inhalation injury due to smoke may be delayed how long
24 -48 hours
how does 40% BSA affect metabolic rate
doubles metabolic rate and
why might you get heat cramps
voluntary muscles cramps do to electrolyte imbalance do to exertional sweating
what are the three steps on your way to hyperthermia
1. heat cramps
2. heat exhuastion - (prostraiton and collapse do to hypovolemia do to water depletion do to seating w/ inadequate fuid replaement - normal core temp
3. heat stroke
three groups of people at risk for heat strokes
1. elderly
2. military recruits,
3. athletes at risk
50% mortality if temp is above
106
loss of thermoregulation and hypothermia aggreavated by
humidity and ethanol (cutaneous vasodilation)
at what temp do you see systemic efects of hypothermia
below 90F

LOC, bradycardia, AFib
what is a direct local effect of hypothermia on
crystallizatoin of water w/ increased salt
what is an indirect local effect of hypothermia
vasoconstriction and permeability (edema, and ischemia)
the resistance to electrical injury is inversely proportional to
water content
Low voltage causes
ventricular fibrillation
high voltage causes
paralysis of medullary centers, asystole
HAPE and HACE stand for what

they occur as high altitude above 4000 m
HAPE pulmonary edema

HACE high altitude cerebral edema
CAGE, "bends", chokes, stagers, caissons disease of the bone are all due to
rapid decompression - barotrauma / decompression sickness
two forms of protein energy malnutrition
somatic: skeletal muscle depleted - marasmus
visceral: organs and liver - depleted in kwashiorkor
what diagnostic test could you use to asses visceral protein energy stores
serum protein analysis
secondary protein energy malnutrition includes what two categories
1. malabsorption: impaired utiliazation or excess losses
2. chronically ill patiens with depletion of fat and muscle, edema
syndrome X has what symptoms
abdominal abesity
insulin resistance
incread TAG
Decreased HDL
Hypertension
Coronary artery disease
cytokine secreted by adipocytes
Leptin

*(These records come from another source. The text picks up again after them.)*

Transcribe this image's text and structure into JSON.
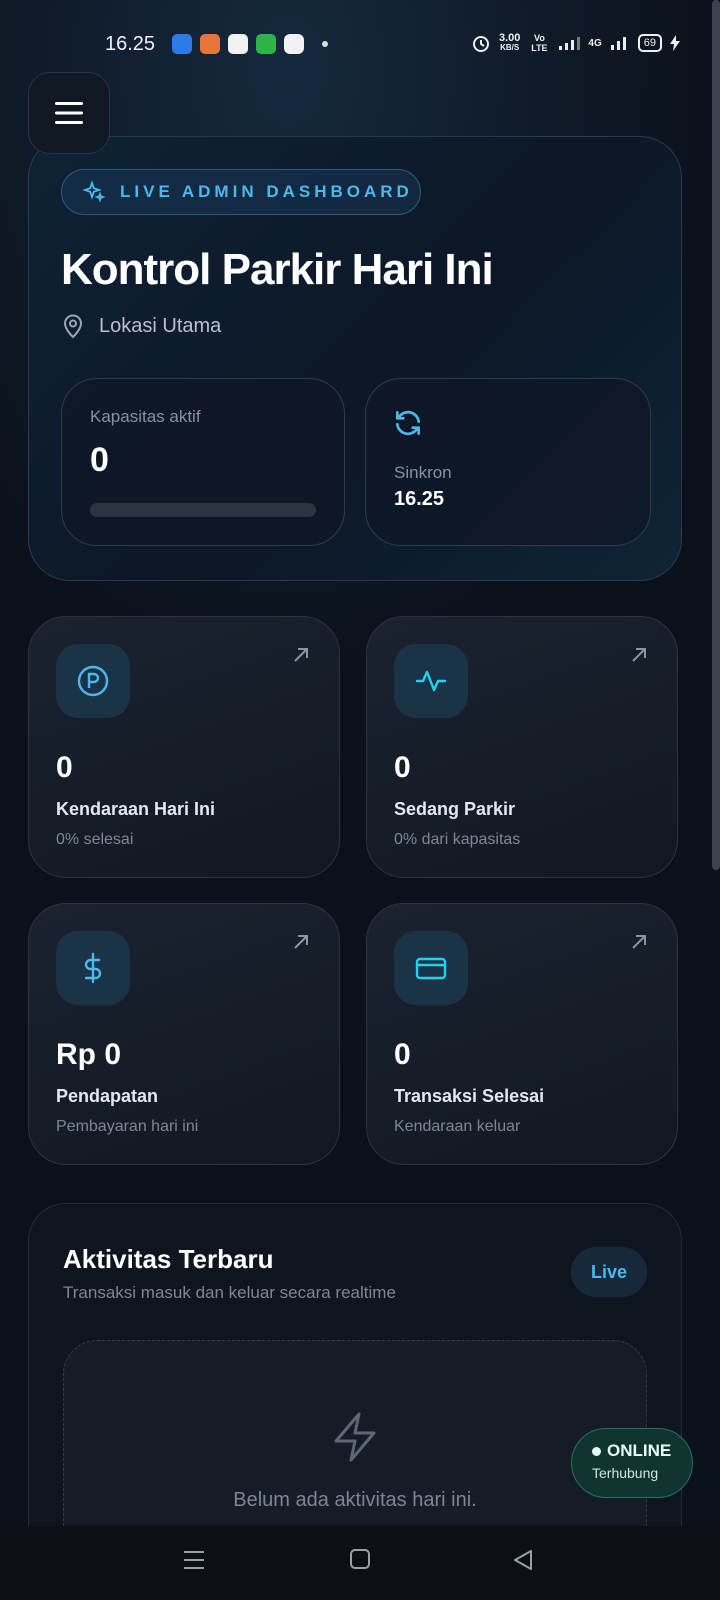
{
  "status_bar": {
    "time": "16.25",
    "net_speed_value": "3.00",
    "net_speed_unit": "KB/S",
    "volte": "Vo LTE",
    "network": "4G",
    "battery": "69"
  },
  "hero": {
    "badge": "LIVE ADMIN DASHBOARD",
    "title": "Kontrol Parkir Hari Ini",
    "location": "Lokasi Utama",
    "capacity": {
      "label": "Kapasitas aktif",
      "value": "0",
      "progress": 0
    },
    "sync": {
      "label": "Sinkron",
      "value": "16.25"
    }
  },
  "stats": [
    {
      "value": "0",
      "label": "Kendaraan Hari Ini",
      "sub": "0% selesai",
      "icon": "parking-icon"
    },
    {
      "value": "0",
      "label": "Sedang Parkir",
      "sub": "0% dari kapasitas",
      "icon": "activity-icon"
    },
    {
      "value": "Rp 0",
      "label": "Pendapatan",
      "sub": "Pembayaran hari ini",
      "icon": "dollar-icon"
    },
    {
      "value": "0",
      "label": "Transaksi Selesai",
      "sub": "Kendaraan keluar",
      "icon": "credit-card-icon"
    }
  ],
  "activity": {
    "title": "Aktivitas Terbaru",
    "subtitle": "Transaksi masuk dan keluar secara realtime",
    "live_label": "Live",
    "empty_text": "Belum ada aktivitas hari ini."
  },
  "connection": {
    "status": "ONLINE",
    "detail": "Terhubung"
  },
  "colors": {
    "accent": "#4db8ee",
    "background": "#0b111b",
    "online_bg": "#10342e"
  }
}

crosses BBB and binds leptin receptor. inhibits anabolic circuits and triggers catabolic circuits. reduces food intake and promotes energy expenditure.
elevated blood levels (low CSF levels) in most obese persons
a mutation in POMC and PC1 (4) cause what
obesity

they are leptin receptors. autsomal recessive, rare. hyperphagia, childood onset massive obesity
a leptin receptor common (5 to 8%) of obese persons which leads to the inabilit to stimulate energy consumption
melanocotin receptor
essential for the formation of second order leptin neurons
SIM1 transcription factor

mutation in obese persons?
prevents diverticulosis
dietary fiber
diet which limits MI
fruits, veggies, limited meat and processed foods
reverses preneoplastic lesions
retinoic acid
how does a high fiber diet protect from cancer
1. decrease transit time
2. certain fibers bind carcinogens
non-neoplastic lung reaction to inhalation of mineral dusts in the workplace
pneumoconioses -

now includes reacations to organic and inorganica particulates, fumes, and vapors
what size particle of dust is most harmful in causing pneumoconioses
1 to 5 microm
most prevalent chronic occupational disease in the world
silicosis
what is silicosis
inhaled silica which is engulfed by marcophages and triggers an inflammatory response
what is the disease spectrum f silicosis
slowly progressing disease w/ upper zone nodules progresin to coalescend scars to progressive massive fibrosis
fibers which may cause asbestos related disease
serpentine fibers (most common and less pathogenic)
amphibole fibers (more pathogenic)
how does asbestos stimulate pulmonary fibrosis
the fibers are ingested by phagocytes and they timulate fibrosis